Photographic positive, the stars of the Milky Way showing the area around Eta Argus, glass / gelatin, used at Sydney Observatory, photograph by James Short and H. C. Russell, Sydney, 23 July, 1890
In 1887 the Government Astronomer, H.C. Russell, worked an international project to map the stars in the southern section of the heavens using photography. Planning for this began in 1887 and started in 1892 after which it continued to play a major role in the activities at Sydney Observatory up until the 1960s.
The success of this project depended upon a special kind of photographic telescope, officially known as an 'astrograph', but which Russell often referred to as the 'Star Camera'. The casing and mounts for the 'Star Camera' were made in New South Wales and were completed by 1890. As the lens, ordered from Sir Howard Grubb, had not arrived Russell experimented with a six-inch (15.2 cm) portrait lens made by J.H. Dallmeyer. Using this camera Russell took a number of scientific photographs of the stars which he felt were "Â?the first of their kind of the Southern Skies."
Negatives taken by Russell,and his camera operator James Short, were printed and bound into a book title 'Photographs of the Milky Way and Nubeculae taken at Sydney Observatory 1890'. This positive is described as having been exposed for three hours.
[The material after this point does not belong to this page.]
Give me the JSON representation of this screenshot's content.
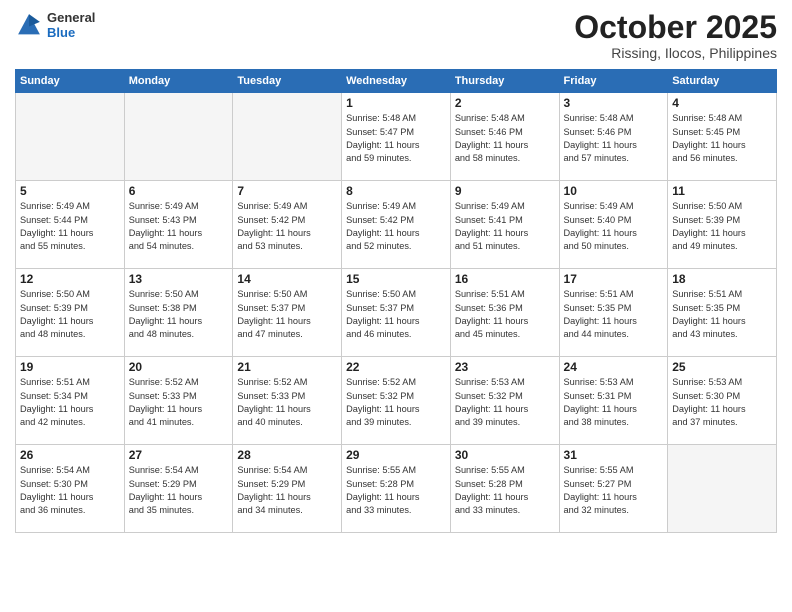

For more information see attached Powerhouse Museum Theme 'Sydney Observatory Star Camera First Photographs 1890'.
Geoff Barker, Curatorial, September, 2008
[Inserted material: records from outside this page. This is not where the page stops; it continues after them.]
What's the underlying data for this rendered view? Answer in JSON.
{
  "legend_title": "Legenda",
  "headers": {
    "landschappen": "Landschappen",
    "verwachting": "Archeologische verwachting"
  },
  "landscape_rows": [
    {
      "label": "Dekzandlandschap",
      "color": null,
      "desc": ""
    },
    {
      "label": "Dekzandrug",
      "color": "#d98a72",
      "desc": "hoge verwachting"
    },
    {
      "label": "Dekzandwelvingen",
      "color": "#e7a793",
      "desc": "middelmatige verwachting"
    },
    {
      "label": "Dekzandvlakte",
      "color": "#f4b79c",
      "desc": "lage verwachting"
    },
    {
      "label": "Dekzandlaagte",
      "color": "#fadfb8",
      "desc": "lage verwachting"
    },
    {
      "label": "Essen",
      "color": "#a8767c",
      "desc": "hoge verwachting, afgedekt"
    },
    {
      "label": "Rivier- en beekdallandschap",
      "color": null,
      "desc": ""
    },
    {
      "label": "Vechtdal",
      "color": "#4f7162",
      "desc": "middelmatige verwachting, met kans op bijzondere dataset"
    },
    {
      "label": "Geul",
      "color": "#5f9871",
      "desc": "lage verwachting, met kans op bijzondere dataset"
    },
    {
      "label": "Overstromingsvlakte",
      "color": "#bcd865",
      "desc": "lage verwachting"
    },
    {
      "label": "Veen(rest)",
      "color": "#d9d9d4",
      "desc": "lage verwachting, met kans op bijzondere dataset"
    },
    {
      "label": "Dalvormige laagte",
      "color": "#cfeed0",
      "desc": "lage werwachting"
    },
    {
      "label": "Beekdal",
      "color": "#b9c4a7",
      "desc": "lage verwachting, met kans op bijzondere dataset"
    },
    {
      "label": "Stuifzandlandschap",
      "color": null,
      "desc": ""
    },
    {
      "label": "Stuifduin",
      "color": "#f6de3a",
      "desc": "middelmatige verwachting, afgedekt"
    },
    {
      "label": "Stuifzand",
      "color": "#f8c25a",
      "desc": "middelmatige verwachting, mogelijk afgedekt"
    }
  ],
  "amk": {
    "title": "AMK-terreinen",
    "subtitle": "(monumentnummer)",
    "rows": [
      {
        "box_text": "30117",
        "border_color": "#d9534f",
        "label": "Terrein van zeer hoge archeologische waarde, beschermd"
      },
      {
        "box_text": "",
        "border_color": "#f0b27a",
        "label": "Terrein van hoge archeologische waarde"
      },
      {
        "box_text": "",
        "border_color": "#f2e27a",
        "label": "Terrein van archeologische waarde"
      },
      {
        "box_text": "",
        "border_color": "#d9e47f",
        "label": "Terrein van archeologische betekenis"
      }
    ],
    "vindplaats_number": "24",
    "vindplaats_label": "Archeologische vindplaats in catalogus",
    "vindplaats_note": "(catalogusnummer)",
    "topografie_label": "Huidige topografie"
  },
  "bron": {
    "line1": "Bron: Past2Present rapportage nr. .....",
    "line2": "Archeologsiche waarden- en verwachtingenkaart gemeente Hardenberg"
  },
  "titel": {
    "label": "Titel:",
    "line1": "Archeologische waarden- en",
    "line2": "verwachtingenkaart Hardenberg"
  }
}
Bhathal, R., Australian Astronomer; John Tebbutt, Kangaroo Press, Kenthurst, NSW, 1993
Haynes, Raymond, Haynes, Roslynn, Malin, David, McGee, Richard, Explorers of the Southern Sky, Cambridge University Press, 1996
Nangle, J., 'The Sydney Observatory; its history and work, Sydney Technical College, 1930
Russell, H.C., Photographs of The Milky-Way & Nubeculae taken at Sydney Observatory, 1890, publisher unknown, 1891-1907
These astrographic plates were acquired by the Powerhouse Museum as a part of the Sydney Observatory collection in the 1980s. They form part of a larger collection of glass plate negatives taken using the Sydney Observatory astrograph from 1890 onwards. Around 770 plates were in the museums collection in 2008 but thousands more are held by the Macquarie University, Sydney. This particular group of glass plates are among the earliest known to have been taken using the Sydney Astrographic Camera but were not used in the International 'Mapping the Stars Project'.
Geoff Barker, September, 2008